Interface dataset entries —
>>>>>

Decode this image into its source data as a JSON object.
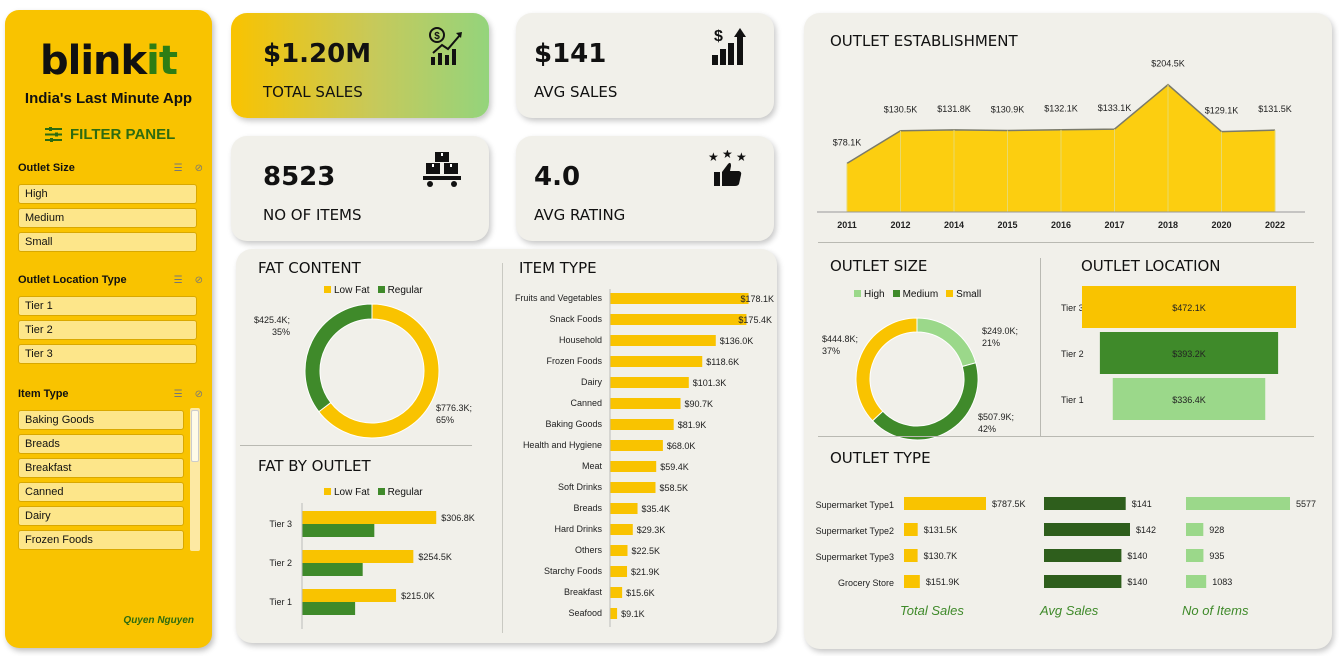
{
  "sidebar": {
    "logo_part1": "blink",
    "logo_part2": "it",
    "tagline": "India's Last Minute App",
    "filter_title": "FILTER PANEL",
    "sections": [
      {
        "title": "Outlet Size",
        "items": [
          "High",
          "Medium",
          "Small"
        ]
      },
      {
        "title": "Outlet Location Type",
        "items": [
          "Tier 1",
          "Tier 2",
          "Tier 3"
        ]
      },
      {
        "title": "Item Type",
        "items": [
          "Baking Goods",
          "Breads",
          "Breakfast",
          "Canned",
          "Dairy",
          "Frozen Foods"
        ]
      }
    ],
    "author": "Quyen Nguyen"
  },
  "kpis": {
    "total_sales": {
      "value": "$1.20M",
      "label": "TOTAL SALES"
    },
    "avg_sales": {
      "value": "$141",
      "label": "AVG SALES"
    },
    "items": {
      "value": "8523",
      "label": "NO OF ITEMS"
    },
    "rating": {
      "value": "4.0",
      "label": "AVG RATING"
    }
  },
  "titles": {
    "fat_content": "FAT CONTENT",
    "fat_by_outlet": "FAT BY OUTLET",
    "item_type": "ITEM TYPE",
    "outlet_establishment": "OUTLET ESTABLISHMENT",
    "outlet_size": "OUTLET SIZE",
    "outlet_location": "OUTLET LOCATION",
    "outlet_type": "OUTLET TYPE"
  },
  "colors": {
    "yellow": "#f9c300",
    "dark_green": "#2e5e1c",
    "green": "#3f8a2a",
    "light_green": "#9bd88a",
    "accent_text": "#3f8a2a"
  },
  "chart_data": [
    {
      "id": "fat_content",
      "type": "pie",
      "legend": [
        "Low Fat",
        "Regular"
      ],
      "values": [
        776.3,
        425.4
      ],
      "labels": [
        [
          "$776.3K;",
          "65%"
        ],
        [
          "$425.4K;",
          "35%"
        ]
      ]
    },
    {
      "id": "fat_by_outlet",
      "type": "bar",
      "legend": [
        "Low Fat",
        "Regular"
      ],
      "categories": [
        "Tier 3",
        "Tier 2",
        "Tier 1"
      ],
      "series": [
        {
          "name": "Low Fat",
          "values": [
            306.8,
            254.5,
            215.0
          ],
          "labels": [
            "$306.8K",
            "$254.5K",
            "$215.0K"
          ]
        },
        {
          "name": "Regular",
          "values": [
            165.3,
            138.7,
            121.4
          ]
        }
      ],
      "xlim": [
        0,
        320
      ]
    },
    {
      "id": "item_type",
      "type": "bar",
      "categories": [
        "Fruits and Vegetables",
        "Snack Foods",
        "Household",
        "Frozen Foods",
        "Dairy",
        "Canned",
        "Baking Goods",
        "Health and Hygiene",
        "Meat",
        "Soft Drinks",
        "Breads",
        "Hard Drinks",
        "Others",
        "Starchy Foods",
        "Breakfast",
        "Seafood"
      ],
      "values": [
        178.1,
        175.4,
        136.0,
        118.6,
        101.3,
        90.7,
        81.9,
        68.0,
        59.4,
        58.5,
        35.4,
        29.3,
        22.5,
        21.9,
        15.6,
        9.1
      ],
      "labels": [
        "$178.1K",
        "$175.4K",
        "$136.0K",
        "$118.6K",
        "$101.3K",
        "$90.7K",
        "$81.9K",
        "$68.0K",
        "$59.4K",
        "$58.5K",
        "$35.4K",
        "$29.3K",
        "$22.5K",
        "$21.9K",
        "$15.6K",
        "$9.1K"
      ],
      "xlim": [
        0,
        180
      ]
    },
    {
      "id": "outlet_establishment",
      "type": "area",
      "x": [
        "2011",
        "2012",
        "2014",
        "2015",
        "2016",
        "2017",
        "2018",
        "2020",
        "2022"
      ],
      "values": [
        78.1,
        130.5,
        131.8,
        130.9,
        132.1,
        133.1,
        204.5,
        129.1,
        131.5
      ],
      "labels": [
        "$78.1K",
        "$130.5K",
        "$131.8K",
        "$130.9K",
        "$132.1K",
        "$133.1K",
        "$204.5K",
        "$129.1K",
        "$131.5K"
      ],
      "ylim": [
        0,
        220
      ]
    },
    {
      "id": "outlet_size",
      "type": "pie",
      "legend": [
        "High",
        "Medium",
        "Small"
      ],
      "values": [
        249.0,
        507.9,
        444.8
      ],
      "labels": [
        [
          "$249.0K;",
          "21%"
        ],
        [
          "$507.9K;",
          "42%"
        ],
        [
          "$444.8K;",
          "37%"
        ]
      ]
    },
    {
      "id": "outlet_location",
      "type": "bar",
      "categories": [
        "Tier 3",
        "Tier 2",
        "Tier 1"
      ],
      "values": [
        472.1,
        393.2,
        336.4
      ],
      "labels": [
        "$472.1K",
        "$393.2K",
        "$336.4K"
      ]
    },
    {
      "id": "outlet_type",
      "type": "table",
      "rows": [
        "Supermarket Type1",
        "Supermarket Type2",
        "Supermarket Type3",
        "Grocery Store"
      ],
      "columns": [
        {
          "name": "Total Sales",
          "values": [
            787.5,
            131.5,
            130.7,
            151.9
          ],
          "labels": [
            "$787.5K",
            "$131.5K",
            "$130.7K",
            "$151.9K"
          ]
        },
        {
          "name": "Avg Sales",
          "values": [
            141,
            142,
            140,
            140
          ],
          "labels": [
            "$141",
            "$142",
            "$140",
            "$140"
          ]
        },
        {
          "name": "No of Items",
          "values": [
            5577,
            928,
            935,
            1083
          ],
          "labels": [
            "5577",
            "928",
            "935",
            "1083"
          ]
        }
      ]
    }
  ]
}
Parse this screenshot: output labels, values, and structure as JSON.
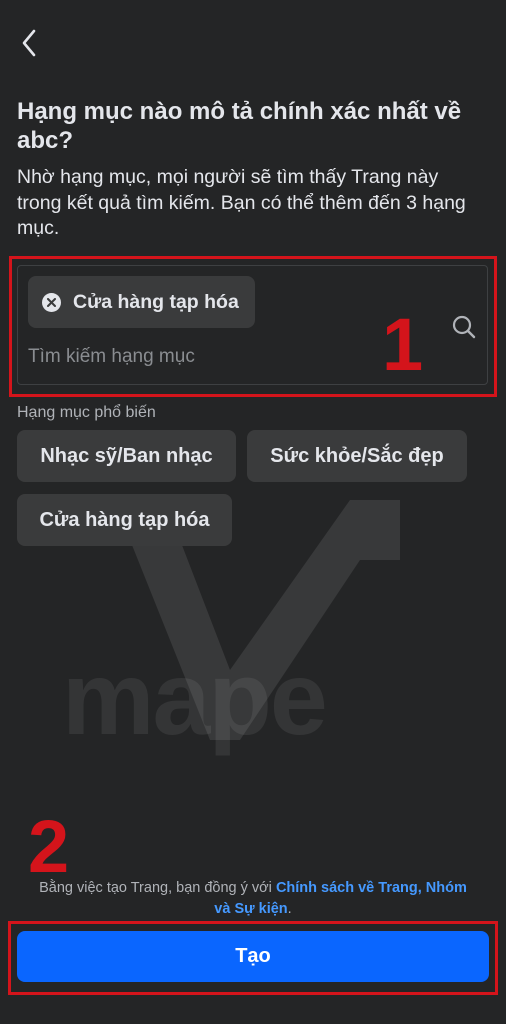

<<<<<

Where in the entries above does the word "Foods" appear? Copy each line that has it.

Finished task —
          "Frozen Foods"
        "Snack Foods",
        "Frozen Foods",
        "Starchy Foods",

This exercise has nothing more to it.